INFORMATION PROVIDED:
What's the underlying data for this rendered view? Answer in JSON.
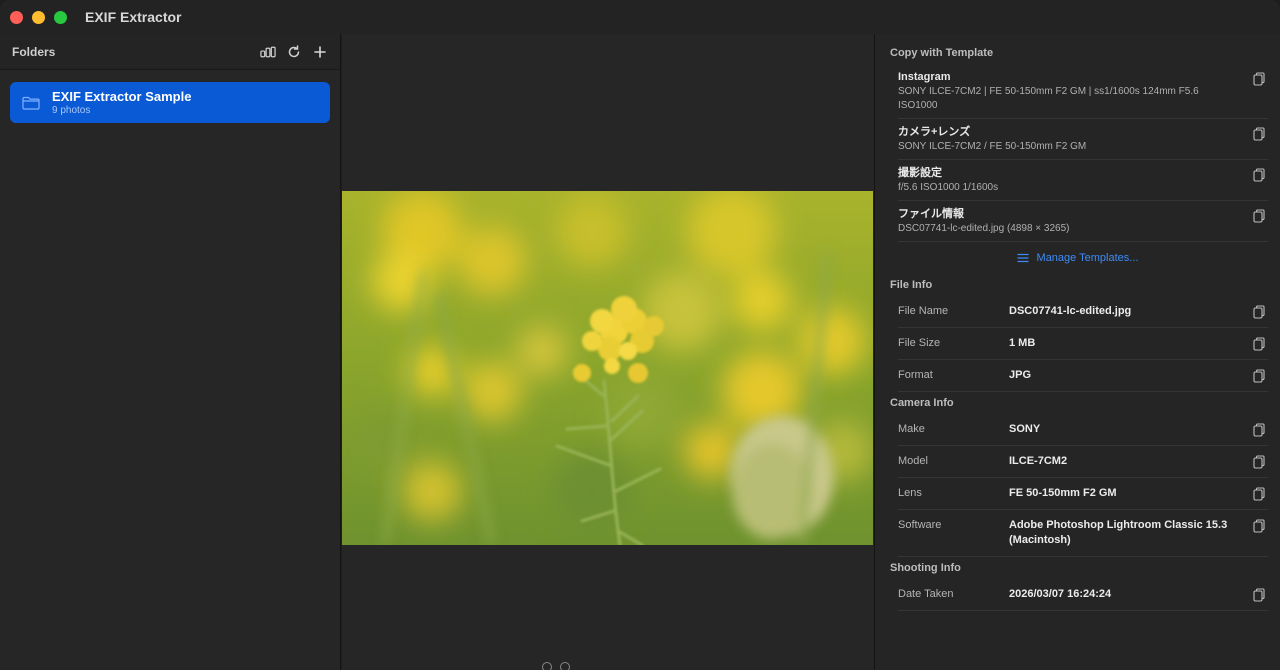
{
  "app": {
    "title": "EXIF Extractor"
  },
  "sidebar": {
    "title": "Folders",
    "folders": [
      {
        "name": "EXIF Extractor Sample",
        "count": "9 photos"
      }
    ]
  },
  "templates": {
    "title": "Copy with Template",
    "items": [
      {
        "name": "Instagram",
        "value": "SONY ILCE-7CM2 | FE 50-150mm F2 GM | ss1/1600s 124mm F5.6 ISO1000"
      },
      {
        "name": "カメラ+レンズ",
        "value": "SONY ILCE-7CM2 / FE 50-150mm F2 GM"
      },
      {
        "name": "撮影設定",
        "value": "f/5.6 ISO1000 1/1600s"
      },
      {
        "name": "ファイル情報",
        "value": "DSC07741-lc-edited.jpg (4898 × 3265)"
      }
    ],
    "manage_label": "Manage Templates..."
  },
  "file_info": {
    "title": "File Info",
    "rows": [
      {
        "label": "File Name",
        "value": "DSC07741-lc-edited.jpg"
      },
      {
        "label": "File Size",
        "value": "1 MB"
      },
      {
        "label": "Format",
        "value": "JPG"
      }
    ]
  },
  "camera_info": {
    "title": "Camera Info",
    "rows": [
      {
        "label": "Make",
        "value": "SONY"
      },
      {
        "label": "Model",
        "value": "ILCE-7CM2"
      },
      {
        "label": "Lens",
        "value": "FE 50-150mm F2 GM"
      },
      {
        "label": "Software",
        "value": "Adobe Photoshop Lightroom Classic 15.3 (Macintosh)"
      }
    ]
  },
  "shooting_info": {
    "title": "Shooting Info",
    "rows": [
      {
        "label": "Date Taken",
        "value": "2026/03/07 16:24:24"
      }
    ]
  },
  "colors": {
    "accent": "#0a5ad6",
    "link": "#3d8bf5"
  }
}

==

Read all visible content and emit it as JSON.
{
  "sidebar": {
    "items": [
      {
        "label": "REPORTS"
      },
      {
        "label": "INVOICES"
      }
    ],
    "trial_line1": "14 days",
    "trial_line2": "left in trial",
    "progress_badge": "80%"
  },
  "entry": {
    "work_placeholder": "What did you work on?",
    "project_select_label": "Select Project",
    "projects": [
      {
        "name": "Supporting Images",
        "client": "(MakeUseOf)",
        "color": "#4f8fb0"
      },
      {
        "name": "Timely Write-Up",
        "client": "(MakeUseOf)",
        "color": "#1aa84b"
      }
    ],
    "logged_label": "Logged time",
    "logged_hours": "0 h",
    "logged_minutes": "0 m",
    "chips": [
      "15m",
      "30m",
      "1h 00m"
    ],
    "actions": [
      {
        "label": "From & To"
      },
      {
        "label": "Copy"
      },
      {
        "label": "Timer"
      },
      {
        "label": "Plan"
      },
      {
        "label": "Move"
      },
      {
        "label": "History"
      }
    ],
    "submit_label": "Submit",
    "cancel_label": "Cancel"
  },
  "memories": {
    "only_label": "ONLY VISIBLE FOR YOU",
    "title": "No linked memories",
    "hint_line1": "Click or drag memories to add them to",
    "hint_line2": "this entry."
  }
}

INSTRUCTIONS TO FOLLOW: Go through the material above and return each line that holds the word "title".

RESPONSE AREA:
    "title": "EXIF Extractor"
    "title": "Folders",
    "title": "Copy with Template",
    "title": "File Info",
    "title": "Camera Info",
    "title": "Shooting Info",
    "title": "No linked memories",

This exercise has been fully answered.